Methods: On the basis of previously published recommendations, we established the following goals: a cardiac index above 4.5 liters per minute per square meter of body-surface area, oxygen delivery above 600 ml per minute per square meter, and oxygen consumption above 170 ml per minute per square meter. If these goals were not achieved with volume expansion alone, patients were randomly assigned to a treatment or control group. The treatment group received intravenous dobutamine (5 to 200 micrograms per kilogram of body weight per minute) until all three goals had been achieved. Dobutamine was administered to the control group only if the cardiac index was below 2.8 liters per minute per square meter.
Results: A total of 109 patients were studied. In nine patients the therapeutic goals were achieved with volume expansion alone; all nine patients survived to leave the hospital. Fifty patients were randomly assigned to the treatment group, and 50 to the control group. During treatment, there were no differences between the two groups in mean arterial pressure or oxygen consumption, despite a significantly higher cardiac index and level of oxygen delivery in the treatment group (P < 0.05). Although the predicted risk of death during hospitalization was 34 percent for both groups, the in-hospital mortality was lower in the control group (34 percent) than in the treatment group (54 percent) (P = 0.04; 95 percent confidence interval, 0.9 to 39.1 percent).

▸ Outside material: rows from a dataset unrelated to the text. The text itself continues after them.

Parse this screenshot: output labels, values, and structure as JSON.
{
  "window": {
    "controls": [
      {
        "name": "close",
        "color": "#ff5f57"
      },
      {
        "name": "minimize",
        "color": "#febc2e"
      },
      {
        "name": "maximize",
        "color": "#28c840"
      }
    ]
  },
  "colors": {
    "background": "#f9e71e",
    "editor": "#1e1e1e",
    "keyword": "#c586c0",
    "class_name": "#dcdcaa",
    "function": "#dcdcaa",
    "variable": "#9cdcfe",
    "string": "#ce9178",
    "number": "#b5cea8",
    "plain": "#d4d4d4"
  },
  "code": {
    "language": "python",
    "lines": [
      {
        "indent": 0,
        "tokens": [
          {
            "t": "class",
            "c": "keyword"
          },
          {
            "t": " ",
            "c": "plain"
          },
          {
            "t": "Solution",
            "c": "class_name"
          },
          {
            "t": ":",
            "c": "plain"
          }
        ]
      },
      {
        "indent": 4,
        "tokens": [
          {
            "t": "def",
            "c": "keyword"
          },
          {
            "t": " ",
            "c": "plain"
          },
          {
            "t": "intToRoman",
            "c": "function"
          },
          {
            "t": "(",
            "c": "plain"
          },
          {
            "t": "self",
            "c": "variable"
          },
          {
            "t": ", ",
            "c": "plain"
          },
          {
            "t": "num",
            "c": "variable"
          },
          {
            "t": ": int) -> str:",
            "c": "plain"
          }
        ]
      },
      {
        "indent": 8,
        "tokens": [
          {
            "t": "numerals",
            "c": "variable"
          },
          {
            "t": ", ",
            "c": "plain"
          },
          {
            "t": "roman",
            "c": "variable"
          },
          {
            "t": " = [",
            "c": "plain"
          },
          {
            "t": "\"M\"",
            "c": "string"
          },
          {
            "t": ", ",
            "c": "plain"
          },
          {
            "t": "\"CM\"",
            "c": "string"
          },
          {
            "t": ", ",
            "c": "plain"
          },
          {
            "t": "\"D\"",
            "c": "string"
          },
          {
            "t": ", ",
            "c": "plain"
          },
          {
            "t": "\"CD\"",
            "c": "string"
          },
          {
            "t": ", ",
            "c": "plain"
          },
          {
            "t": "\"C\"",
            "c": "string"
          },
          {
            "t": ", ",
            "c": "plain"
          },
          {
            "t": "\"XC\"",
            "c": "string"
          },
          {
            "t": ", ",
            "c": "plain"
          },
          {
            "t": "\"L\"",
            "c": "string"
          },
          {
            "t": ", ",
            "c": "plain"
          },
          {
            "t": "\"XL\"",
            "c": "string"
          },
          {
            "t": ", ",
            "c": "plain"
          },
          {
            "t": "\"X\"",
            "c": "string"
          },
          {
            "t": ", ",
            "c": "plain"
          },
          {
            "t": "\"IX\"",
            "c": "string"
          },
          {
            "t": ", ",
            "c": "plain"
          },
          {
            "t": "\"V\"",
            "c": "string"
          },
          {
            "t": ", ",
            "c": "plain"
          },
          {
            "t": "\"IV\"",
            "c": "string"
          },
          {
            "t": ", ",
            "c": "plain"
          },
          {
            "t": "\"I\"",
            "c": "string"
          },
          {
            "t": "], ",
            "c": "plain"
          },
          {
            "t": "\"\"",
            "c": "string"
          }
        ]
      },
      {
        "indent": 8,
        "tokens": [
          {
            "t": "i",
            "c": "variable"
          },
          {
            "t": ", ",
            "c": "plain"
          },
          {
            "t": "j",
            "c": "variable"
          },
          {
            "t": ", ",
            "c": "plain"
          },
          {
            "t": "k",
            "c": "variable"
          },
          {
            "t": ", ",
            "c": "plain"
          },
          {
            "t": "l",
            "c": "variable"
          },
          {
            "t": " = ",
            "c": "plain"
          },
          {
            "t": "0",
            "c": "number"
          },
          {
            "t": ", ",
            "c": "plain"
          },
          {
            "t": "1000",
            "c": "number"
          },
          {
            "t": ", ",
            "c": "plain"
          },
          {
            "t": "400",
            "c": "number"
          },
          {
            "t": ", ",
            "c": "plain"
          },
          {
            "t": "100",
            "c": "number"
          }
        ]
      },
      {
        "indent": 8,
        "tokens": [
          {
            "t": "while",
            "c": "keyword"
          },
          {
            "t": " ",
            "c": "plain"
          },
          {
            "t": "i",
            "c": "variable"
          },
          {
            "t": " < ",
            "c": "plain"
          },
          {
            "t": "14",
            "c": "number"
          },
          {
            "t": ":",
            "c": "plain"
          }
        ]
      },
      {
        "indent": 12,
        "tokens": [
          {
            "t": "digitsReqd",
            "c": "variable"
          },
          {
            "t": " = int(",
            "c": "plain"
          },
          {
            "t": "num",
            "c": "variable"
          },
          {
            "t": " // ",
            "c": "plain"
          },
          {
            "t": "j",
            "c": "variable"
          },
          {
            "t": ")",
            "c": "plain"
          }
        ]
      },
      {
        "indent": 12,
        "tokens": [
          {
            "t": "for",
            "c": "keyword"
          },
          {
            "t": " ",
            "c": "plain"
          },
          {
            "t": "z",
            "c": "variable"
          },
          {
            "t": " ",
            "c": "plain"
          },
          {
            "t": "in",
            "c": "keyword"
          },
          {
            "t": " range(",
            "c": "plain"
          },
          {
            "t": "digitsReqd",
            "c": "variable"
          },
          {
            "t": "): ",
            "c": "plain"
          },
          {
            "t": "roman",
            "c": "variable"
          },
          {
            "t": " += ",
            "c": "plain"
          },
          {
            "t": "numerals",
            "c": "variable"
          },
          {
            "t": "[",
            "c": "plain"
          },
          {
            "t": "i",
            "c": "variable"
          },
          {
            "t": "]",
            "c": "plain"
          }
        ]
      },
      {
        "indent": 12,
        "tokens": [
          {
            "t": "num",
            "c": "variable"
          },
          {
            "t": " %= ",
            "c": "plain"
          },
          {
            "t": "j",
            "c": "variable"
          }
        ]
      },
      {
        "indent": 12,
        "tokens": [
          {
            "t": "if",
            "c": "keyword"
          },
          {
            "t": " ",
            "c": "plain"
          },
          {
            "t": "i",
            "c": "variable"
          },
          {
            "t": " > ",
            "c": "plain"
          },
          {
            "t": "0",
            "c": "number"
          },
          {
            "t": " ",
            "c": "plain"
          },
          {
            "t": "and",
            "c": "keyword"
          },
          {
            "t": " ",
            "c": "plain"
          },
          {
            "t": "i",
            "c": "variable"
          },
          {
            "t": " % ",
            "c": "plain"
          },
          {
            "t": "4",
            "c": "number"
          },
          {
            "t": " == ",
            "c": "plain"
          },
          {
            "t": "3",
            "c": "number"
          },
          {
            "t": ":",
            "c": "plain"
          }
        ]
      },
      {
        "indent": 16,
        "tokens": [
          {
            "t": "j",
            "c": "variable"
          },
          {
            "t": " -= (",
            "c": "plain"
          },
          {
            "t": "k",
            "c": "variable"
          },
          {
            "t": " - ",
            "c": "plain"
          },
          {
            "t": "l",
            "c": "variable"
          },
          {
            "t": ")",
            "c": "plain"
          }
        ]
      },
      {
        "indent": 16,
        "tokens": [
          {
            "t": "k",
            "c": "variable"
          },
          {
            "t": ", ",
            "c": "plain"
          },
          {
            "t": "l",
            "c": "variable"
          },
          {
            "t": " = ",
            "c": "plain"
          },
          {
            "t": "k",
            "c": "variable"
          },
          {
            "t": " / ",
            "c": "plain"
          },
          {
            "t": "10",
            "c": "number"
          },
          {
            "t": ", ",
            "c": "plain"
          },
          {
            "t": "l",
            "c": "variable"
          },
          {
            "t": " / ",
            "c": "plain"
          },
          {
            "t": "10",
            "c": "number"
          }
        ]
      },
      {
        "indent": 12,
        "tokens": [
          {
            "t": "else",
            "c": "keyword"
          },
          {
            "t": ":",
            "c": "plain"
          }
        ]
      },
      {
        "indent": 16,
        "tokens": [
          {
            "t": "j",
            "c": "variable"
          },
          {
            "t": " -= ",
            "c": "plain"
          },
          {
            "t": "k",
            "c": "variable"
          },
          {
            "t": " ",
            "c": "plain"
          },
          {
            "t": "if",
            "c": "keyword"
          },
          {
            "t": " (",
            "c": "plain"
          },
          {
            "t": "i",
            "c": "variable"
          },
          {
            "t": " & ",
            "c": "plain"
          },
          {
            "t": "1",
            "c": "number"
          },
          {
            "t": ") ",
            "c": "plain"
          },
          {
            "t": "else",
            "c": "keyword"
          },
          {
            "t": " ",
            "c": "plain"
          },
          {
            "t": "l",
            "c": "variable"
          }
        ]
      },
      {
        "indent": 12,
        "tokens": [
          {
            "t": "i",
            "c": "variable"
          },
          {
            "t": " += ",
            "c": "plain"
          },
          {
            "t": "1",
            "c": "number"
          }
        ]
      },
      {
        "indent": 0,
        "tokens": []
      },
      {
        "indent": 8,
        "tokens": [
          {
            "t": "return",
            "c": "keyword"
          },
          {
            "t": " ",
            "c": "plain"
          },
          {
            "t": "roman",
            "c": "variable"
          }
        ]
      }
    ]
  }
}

Conclusions: The use of dobutamine to boost the cardiac index and systemic oxygen delivery failed to improve the outcome in this heterogeneous group of critically ill patients. Contrary to what might have been expected, our results suggest that in some cases aggressive efforts to increase oxygen consumption may have been detrimental.